The number of people saving adequately for retirement at 53% is the highest it has been since 2009 and the biggest ever year-on-year rise, up from 45% in 2013, as the impact of auto enrolment and improvements in the wider economic environment begin to take effect.
T he monthly amount people are saving towards retirement outside a pension has also increased by 141% from £54 in 2006 to £130 in 2014, and the total amount people have in savings and investments is at its highest ever level; an average of £40,000 per person, according to the tenth Scottish Widows Retirement Report.
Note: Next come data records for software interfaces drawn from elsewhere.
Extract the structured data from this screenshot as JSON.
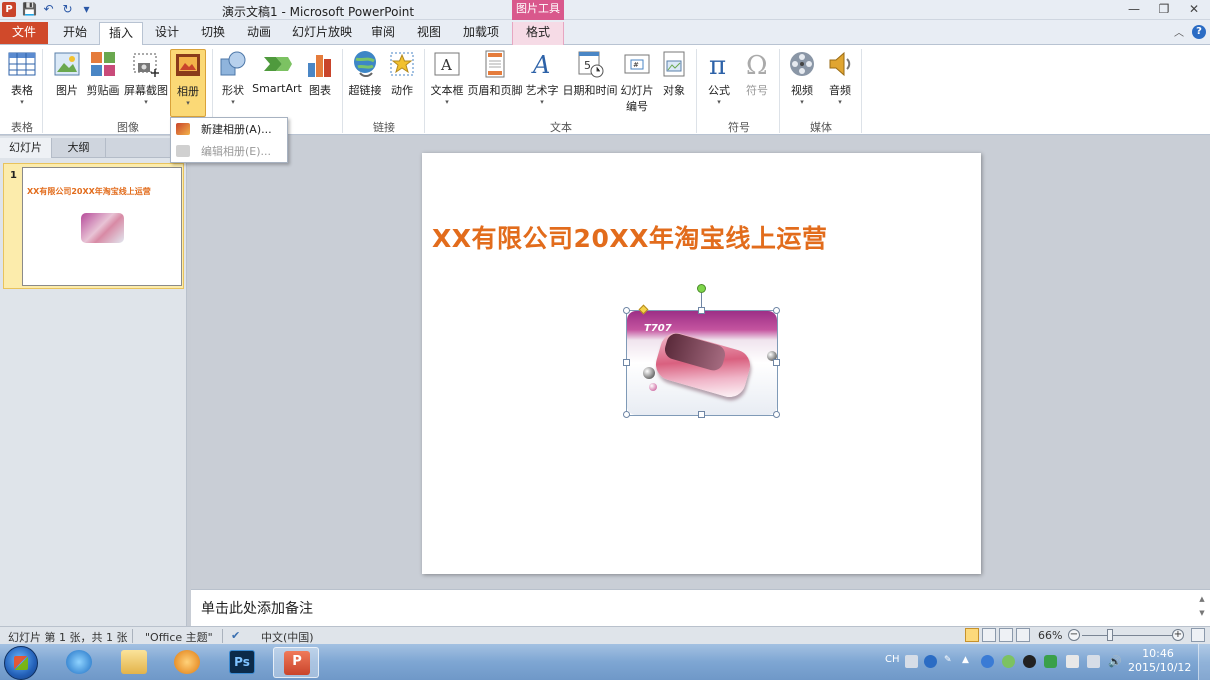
{
  "window": {
    "app_badge": "P",
    "title": "演示文稿1  -  Microsoft PowerPoint",
    "context_tools": "图片工具",
    "controls": [
      "—",
      "❐",
      "✕"
    ]
  },
  "tabs": {
    "file": "文件",
    "items": [
      "开始",
      "插入",
      "设计",
      "切换",
      "动画",
      "幻灯片放映",
      "审阅",
      "视图",
      "加载项"
    ],
    "context": "格式",
    "active": "插入"
  },
  "ribbon": {
    "table": {
      "label": "表格",
      "group": "表格"
    },
    "picture": "图片",
    "clipart": "剪贴画",
    "screenshot": "屏幕截图",
    "album": "相册",
    "images_group": "图像",
    "shapes": "形状",
    "smartart": "SmartArt",
    "chart": "图表",
    "hyperlink": "超链接",
    "action": "动作",
    "links_group": "链接",
    "textbox": "文本框",
    "header_footer": "页眉和页脚",
    "wordart": "艺术字",
    "datetime": "日期和时间",
    "slide_number": [
      "幻灯片",
      "编号"
    ],
    "object": "对象",
    "text_group": "文本",
    "equation": "公式",
    "symbol": "符号",
    "symbols_group": "符号",
    "video": "视频",
    "audio": "音频",
    "media_group": "媒体"
  },
  "album_menu": {
    "new_album": "新建相册(A)...",
    "edit_album": "编辑相册(E)..."
  },
  "left_panel": {
    "tab_slides": "幻灯片",
    "tab_outline": "大纲",
    "slide_number": "1",
    "thumb_title": "XX有限公司20XX年淘宝线上运营"
  },
  "slide": {
    "title": "XX有限公司20XX年淘宝线上运营",
    "picture_text": "T707"
  },
  "notes": {
    "placeholder": "单击此处添加备注"
  },
  "status": {
    "slide_info": "幻灯片 第 1 张，共 1 张",
    "theme": "\"Office 主题\"",
    "language": "中文(中国)",
    "zoom": "66%",
    "zoom_fraction": 0.66
  },
  "taskbar": {
    "ime": "CH",
    "time": "10:46",
    "date": "2015/10/12"
  },
  "colors": {
    "accent_file_tab": "#d0492a",
    "title_orange": "#e26c1c",
    "context_pink": "#d9588c",
    "highlight": "#fbd976"
  }
}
Even when discounting those who have large amounts of savings, this represents an increase of almost £5,000 on 2013 levels alone – from £28,964 to £33,678.
An important role
Auto enrolment is playing an important role in increasing the number of people preparing adequately for retirement, with the average proportion of earnings put aside for employees of companies with 250 staff or more increasing from 9.7% to 11.6%. This is almost four percentage points more than the long-term minimum required under automatic enrolment of 8% of earnings, which shows that people are increasingly understanding the importance of long-term savings for retirement.
Improving attitudes towards finances and the wider economy have also played their role, with 37% of people saying they felt optimistic about their long-term finances compared to 32% in 2013.
Reasons of affordability
The proportion of people who cite affordability as a reason why they don’t plan to save any more over the next 12 months continued to fall from 71% in 2012 to 68% in 2013 and 59% in 2014; the number of people free from debt reveals a positive trend, increasing from 13% in 2012 to 14% in 2013 and 16% in 2014.
The proportion of people who cite affordability as a reason why they don’t plan to save any more over the next 12 months continued to fall from 71% in 2012, to 68% in 2013 and 59% in 2014; and the number of people free from debt reveals a positive trend, increasing from 13% in 2012, to 14% in 2013 and 16% in 2014.
The Pensions Index covers those who could and should be preparing financially for retirement – those aged 30 or over, who are not retired and are earning at least £10,000 a year. Saving adequately is those saving at least 12% of their income or expecting their main retirement income to come from a defined benefits pension.
The Scottish Widows UK Retirement Report, which first launched in 2005 as the Pensions Report, monitors pension’s savings behaviour annually using the Scottish Widows Pensions Index and the Scottish Widows Average Savings Ratio. The research was carried out online by YouGov, who interviewed a total of 5,055 UK adults over the age of 18 in March 2014.